BEGIN
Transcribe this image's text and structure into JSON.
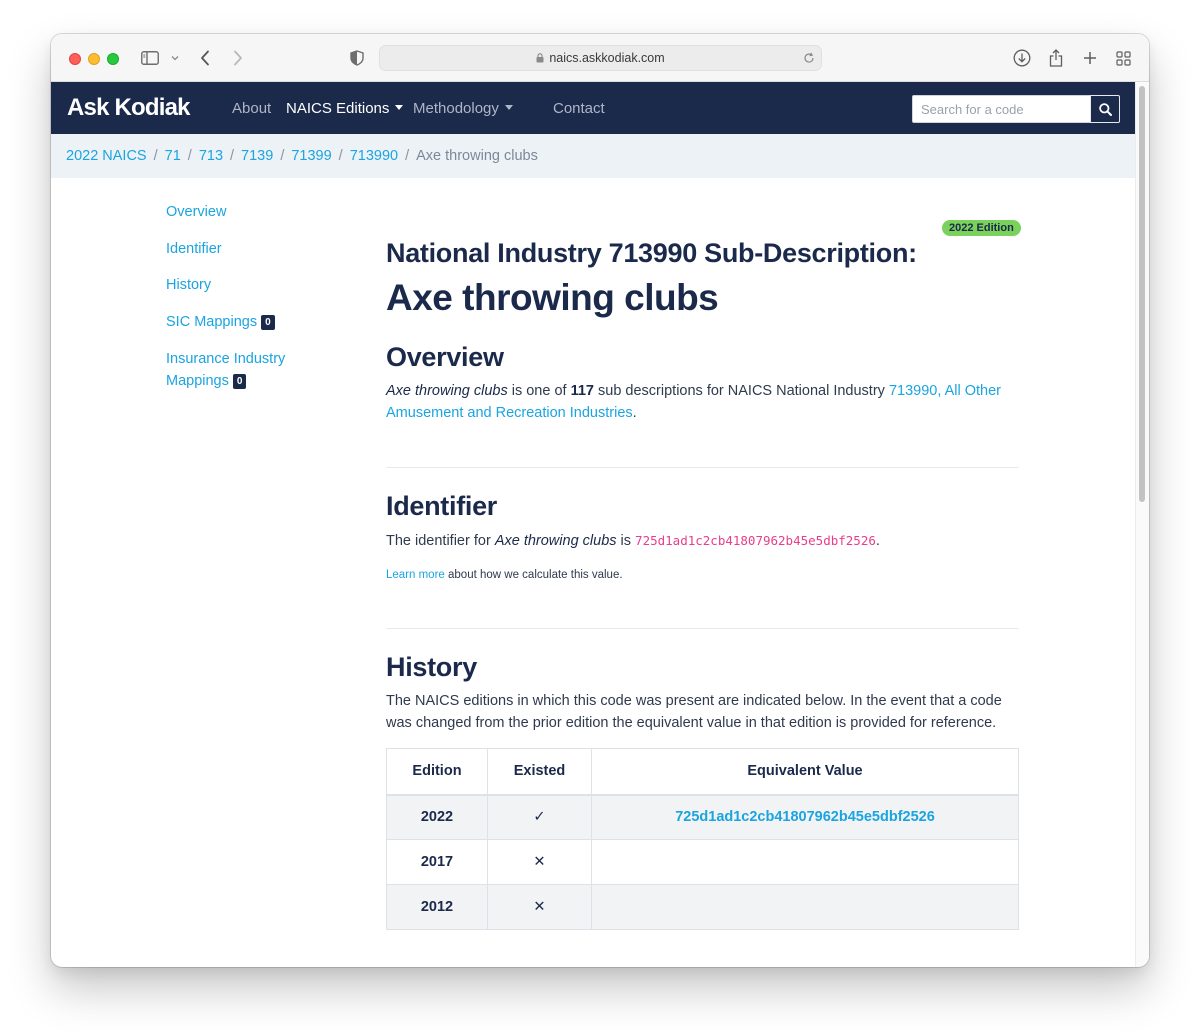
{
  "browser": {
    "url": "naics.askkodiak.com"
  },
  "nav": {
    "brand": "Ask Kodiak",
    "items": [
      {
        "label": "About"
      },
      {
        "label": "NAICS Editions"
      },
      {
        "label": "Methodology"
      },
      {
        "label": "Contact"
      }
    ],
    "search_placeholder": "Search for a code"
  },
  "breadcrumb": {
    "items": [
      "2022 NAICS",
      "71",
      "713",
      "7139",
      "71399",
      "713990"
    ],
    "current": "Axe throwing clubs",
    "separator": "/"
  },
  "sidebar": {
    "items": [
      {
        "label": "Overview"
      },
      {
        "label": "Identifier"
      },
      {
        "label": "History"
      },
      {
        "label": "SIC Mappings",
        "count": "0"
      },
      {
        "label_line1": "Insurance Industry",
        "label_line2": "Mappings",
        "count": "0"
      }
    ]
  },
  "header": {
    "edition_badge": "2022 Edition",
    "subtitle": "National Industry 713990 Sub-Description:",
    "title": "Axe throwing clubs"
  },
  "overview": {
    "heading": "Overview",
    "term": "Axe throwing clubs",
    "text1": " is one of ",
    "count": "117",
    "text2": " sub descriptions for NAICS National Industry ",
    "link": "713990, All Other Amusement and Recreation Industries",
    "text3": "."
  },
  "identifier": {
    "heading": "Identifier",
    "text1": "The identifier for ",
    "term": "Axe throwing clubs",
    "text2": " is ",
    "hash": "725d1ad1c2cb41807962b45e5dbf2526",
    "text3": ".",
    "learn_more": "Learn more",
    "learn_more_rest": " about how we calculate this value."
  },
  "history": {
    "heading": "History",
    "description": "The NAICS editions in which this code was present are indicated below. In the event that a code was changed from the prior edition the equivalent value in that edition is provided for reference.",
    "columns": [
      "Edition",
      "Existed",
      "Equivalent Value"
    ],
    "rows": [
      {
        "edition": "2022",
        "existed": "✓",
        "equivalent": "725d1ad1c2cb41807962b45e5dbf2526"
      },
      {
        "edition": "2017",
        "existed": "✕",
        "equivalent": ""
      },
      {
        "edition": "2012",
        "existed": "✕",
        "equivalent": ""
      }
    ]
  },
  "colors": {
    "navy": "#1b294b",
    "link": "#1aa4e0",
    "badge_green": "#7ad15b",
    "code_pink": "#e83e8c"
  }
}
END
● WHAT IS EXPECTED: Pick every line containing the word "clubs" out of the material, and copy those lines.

● TASK SOLUTION:
    "current": "Axe throwing clubs",
    "title": "Axe throwing clubs"
    "term": "Axe throwing clubs",
    "term": "Axe throwing clubs",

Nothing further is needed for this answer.